            That’s one lesson from today’s passage, but it’s not the main lesson.  The main lesson is a formula.  Here it is:  1 + God = A Majority.   Did you write the formula down?  1 + God = A Majority.  And we learn this formula from Rahab and that’s what makes her a heroine of faith.  She lived by this formula and she taught the formula to the two spies and she ultimately teaches it to us.  Listen to these words, beginning in verse 8.
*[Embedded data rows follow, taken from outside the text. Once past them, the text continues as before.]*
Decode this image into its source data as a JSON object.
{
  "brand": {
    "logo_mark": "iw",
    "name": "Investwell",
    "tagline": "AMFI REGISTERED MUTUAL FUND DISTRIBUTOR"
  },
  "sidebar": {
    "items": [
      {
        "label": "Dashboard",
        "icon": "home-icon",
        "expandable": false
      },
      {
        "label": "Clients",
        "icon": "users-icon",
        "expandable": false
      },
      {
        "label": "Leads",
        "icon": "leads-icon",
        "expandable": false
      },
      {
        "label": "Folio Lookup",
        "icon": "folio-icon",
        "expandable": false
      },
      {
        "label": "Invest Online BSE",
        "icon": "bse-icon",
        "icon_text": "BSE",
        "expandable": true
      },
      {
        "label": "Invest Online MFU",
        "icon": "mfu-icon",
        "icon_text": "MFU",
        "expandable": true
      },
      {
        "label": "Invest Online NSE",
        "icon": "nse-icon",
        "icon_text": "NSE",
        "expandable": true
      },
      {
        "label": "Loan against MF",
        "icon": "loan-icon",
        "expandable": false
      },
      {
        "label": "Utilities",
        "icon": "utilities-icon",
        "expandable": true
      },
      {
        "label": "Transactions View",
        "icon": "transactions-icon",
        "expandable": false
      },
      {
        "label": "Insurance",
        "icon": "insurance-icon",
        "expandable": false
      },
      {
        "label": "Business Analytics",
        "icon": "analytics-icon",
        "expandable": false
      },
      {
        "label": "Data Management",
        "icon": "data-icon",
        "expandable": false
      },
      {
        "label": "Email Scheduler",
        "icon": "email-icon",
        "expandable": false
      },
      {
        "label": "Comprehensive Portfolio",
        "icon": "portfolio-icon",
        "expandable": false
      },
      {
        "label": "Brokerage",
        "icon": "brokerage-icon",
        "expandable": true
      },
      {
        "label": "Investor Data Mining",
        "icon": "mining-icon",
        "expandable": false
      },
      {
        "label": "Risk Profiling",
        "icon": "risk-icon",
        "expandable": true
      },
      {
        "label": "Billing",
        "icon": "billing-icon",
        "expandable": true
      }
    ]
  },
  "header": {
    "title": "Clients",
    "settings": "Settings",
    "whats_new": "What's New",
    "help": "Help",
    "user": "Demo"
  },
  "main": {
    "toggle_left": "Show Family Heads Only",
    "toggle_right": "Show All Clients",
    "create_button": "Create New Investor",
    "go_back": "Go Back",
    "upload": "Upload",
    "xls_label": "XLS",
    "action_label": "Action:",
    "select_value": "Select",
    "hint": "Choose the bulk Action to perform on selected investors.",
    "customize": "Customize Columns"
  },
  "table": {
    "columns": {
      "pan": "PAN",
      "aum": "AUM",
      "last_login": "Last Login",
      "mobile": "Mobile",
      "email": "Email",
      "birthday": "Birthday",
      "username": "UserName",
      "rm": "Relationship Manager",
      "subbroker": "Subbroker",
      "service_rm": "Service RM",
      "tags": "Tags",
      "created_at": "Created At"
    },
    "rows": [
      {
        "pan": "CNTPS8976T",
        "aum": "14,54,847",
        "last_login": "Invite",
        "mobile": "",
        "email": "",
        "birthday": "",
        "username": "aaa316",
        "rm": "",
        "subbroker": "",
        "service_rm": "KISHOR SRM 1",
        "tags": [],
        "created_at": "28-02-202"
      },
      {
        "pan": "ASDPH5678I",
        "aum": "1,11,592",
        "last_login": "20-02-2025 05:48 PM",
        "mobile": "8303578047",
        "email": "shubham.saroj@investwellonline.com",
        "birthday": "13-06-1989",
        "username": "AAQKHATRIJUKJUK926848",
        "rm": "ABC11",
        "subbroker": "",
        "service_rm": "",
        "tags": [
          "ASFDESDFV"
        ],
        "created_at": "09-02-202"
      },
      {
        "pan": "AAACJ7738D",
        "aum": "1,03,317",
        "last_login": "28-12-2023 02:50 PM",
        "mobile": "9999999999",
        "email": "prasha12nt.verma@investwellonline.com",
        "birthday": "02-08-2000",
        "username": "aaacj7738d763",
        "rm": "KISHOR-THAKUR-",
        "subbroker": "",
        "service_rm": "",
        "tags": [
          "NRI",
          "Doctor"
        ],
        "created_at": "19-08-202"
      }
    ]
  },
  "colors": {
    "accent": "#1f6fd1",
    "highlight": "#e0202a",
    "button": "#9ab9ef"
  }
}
            Before they went to sleep, she came up to them on the roof and said to the men: “I know that the Lord has given you the land, and that dread of you has fallen on us, and that all the inhabitants of the land melt in fear before you.  For we have heard how the Lord dried up the water of the Red Sea before you when you came out of Egypt, and what you did to the kings of the Amorites that were beyond the Jordan, to Sihon and Og, whom you utterly destroyed.  (Now listen to what comes next.)  As soon as we heard it, our hearts melted, and there was no courage left in any of us because of you.  The Lord your God is indeed in heaven above and on earth below.


            Rahab knew if you had God on your side, you were a majority.  I am reminded of the NBA rookie who played on the Chicago Bulls basketball team with Michael Jordan, whom some consider the best basketball player of all time.  During one particular game Jordan went wild and scored a magnificent 68 points  The rookie rode the bench until the last minute of the game, when the coach finally sent him into the action.  The rookie was fouled and made one out of two free throws at the end of the game.  When interviewed in the post-game show, the rookie said, “Michael Jordan and I teamed for 69 points!”

            And so it is in our relationship with God.  We’re rookies playing with the Legend, but as long as God blesses our meager talent, it will be sufficient and Rahab knew that.  She knew if God were on your side, you were a majority.

            Of course, the pertinent question for today is, “Do we know it?  Do we know that 1 + God = A Majority?

            Let me close with a story from one of the great story tellers of our generation, Tony Campolo.  In one of his stories, he tells about his wife.  Campolo said that for many years his wife sometimes felt like she needed to apologize for just being a mother and a homemaker, and she especially felt awkward when people asked her, “What do you do?”  That is, she felt awkward and apologetic until she came up with a new response to the question.  Now when someone asks her, “What do you do?” she replies, “I am socializing two homo sapiens in the dominant values of the Judeo-Christian tradition in order that they might be instruments for the transformation of the social order into the theologically prescribed utopia inherit in the eschaton.”

            She would then follow that up with the question, “And what do you do?”

            Let me ask you a question.  What do you do?  Next time someone ask, you might say something like, “I am an instrument of God committed to the transformation of the social order into the theologically prescribed utopia inherit in the eschaton.”

            And do you bring about the transformation by yourself?  No, you do not.  You have God on your side.  Remember 1 + God = A Majority.